Data excerpts
»»
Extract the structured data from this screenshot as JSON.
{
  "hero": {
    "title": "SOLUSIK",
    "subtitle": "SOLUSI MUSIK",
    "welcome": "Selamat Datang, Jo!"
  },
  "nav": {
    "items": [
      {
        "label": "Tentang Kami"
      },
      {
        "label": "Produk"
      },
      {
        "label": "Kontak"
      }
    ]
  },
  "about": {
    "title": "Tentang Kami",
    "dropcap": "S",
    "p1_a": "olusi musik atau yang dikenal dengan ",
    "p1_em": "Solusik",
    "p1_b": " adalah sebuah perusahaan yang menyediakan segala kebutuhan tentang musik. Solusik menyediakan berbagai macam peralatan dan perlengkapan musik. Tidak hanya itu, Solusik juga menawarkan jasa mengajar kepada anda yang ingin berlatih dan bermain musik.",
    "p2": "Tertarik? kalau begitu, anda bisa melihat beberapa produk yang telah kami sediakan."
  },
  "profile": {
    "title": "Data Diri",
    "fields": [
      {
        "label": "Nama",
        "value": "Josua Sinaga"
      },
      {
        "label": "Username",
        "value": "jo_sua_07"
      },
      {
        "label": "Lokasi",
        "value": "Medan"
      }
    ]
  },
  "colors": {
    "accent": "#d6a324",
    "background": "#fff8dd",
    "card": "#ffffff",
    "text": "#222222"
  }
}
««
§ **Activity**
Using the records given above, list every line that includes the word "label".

§ **Result of this task**
        "label": "Tentang Kami"
        "label": "Produk"
        "label": "Kontak"
        "label": "Nama",
        "label": "Username",
        "label": "Lokasi",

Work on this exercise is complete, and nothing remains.